• [WHAT IS REQUIRED]: If a line in the entries contains the word "check", list it.

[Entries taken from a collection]
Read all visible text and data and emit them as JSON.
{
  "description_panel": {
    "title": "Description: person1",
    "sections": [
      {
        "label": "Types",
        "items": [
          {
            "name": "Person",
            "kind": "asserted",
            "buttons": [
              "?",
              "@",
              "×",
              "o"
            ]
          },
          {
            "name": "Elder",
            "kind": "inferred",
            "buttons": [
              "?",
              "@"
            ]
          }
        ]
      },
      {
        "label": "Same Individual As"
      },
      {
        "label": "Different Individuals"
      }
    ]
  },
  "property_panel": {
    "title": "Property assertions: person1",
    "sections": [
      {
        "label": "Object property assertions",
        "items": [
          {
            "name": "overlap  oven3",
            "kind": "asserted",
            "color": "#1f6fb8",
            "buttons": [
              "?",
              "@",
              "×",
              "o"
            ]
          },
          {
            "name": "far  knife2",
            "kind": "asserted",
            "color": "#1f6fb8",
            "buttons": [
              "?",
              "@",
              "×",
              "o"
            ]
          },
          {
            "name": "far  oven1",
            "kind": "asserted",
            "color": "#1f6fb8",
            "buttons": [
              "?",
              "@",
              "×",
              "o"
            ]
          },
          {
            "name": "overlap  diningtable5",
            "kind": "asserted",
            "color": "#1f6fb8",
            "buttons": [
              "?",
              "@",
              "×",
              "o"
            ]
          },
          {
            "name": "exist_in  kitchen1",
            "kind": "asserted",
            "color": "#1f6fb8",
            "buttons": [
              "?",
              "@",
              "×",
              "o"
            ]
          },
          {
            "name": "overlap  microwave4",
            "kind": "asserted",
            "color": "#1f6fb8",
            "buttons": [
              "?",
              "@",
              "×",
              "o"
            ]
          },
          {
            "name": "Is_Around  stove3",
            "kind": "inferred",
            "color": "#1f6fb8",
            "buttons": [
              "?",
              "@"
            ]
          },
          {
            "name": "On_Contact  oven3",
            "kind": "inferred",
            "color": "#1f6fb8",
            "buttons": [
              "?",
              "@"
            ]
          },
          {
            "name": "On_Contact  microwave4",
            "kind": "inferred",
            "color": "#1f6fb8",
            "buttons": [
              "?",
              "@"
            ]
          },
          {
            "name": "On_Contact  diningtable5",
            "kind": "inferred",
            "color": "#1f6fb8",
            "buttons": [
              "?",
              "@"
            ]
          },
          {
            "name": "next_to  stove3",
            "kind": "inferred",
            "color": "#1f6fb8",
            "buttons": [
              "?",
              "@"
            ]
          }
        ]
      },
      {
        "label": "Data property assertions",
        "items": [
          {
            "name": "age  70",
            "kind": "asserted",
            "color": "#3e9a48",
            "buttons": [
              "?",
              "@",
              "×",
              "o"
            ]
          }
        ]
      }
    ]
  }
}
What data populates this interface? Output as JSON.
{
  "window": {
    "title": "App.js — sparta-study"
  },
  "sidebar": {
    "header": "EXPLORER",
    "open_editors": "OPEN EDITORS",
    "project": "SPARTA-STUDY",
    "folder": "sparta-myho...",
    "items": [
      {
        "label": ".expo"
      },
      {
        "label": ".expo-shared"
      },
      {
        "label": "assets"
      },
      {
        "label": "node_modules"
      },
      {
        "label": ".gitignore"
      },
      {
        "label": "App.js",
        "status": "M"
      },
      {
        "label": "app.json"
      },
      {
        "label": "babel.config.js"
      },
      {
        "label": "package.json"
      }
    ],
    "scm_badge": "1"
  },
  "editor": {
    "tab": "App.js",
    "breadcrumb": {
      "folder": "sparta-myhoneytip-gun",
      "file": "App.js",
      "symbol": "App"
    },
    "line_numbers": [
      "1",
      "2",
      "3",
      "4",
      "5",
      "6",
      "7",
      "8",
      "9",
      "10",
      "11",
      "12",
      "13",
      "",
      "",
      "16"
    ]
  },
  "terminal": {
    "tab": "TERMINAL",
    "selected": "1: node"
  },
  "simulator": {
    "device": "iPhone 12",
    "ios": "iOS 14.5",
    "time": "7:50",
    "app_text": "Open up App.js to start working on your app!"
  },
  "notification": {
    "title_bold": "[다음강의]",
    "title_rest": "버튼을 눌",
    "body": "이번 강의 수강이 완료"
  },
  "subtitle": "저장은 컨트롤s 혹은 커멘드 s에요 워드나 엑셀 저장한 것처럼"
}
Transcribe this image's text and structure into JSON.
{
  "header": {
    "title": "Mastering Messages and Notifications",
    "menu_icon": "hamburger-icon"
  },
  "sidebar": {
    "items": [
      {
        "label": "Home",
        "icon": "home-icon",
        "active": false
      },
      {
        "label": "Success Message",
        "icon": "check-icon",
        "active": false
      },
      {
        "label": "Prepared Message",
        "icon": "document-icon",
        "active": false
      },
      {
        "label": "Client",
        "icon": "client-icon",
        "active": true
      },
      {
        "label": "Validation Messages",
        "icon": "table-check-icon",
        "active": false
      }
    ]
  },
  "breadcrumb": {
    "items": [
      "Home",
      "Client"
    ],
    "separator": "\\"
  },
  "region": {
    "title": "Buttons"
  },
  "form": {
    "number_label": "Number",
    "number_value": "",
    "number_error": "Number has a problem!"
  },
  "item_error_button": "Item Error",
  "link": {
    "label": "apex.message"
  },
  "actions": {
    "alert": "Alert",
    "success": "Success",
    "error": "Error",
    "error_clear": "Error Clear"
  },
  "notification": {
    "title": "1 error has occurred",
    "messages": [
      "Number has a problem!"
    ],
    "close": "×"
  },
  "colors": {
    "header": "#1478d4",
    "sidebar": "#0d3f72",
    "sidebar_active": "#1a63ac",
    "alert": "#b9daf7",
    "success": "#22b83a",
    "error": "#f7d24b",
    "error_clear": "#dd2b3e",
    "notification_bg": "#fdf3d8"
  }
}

• [EXERCISE OUTPUT]:
        "icon": "check-icon",
        "icon": "table-check-icon",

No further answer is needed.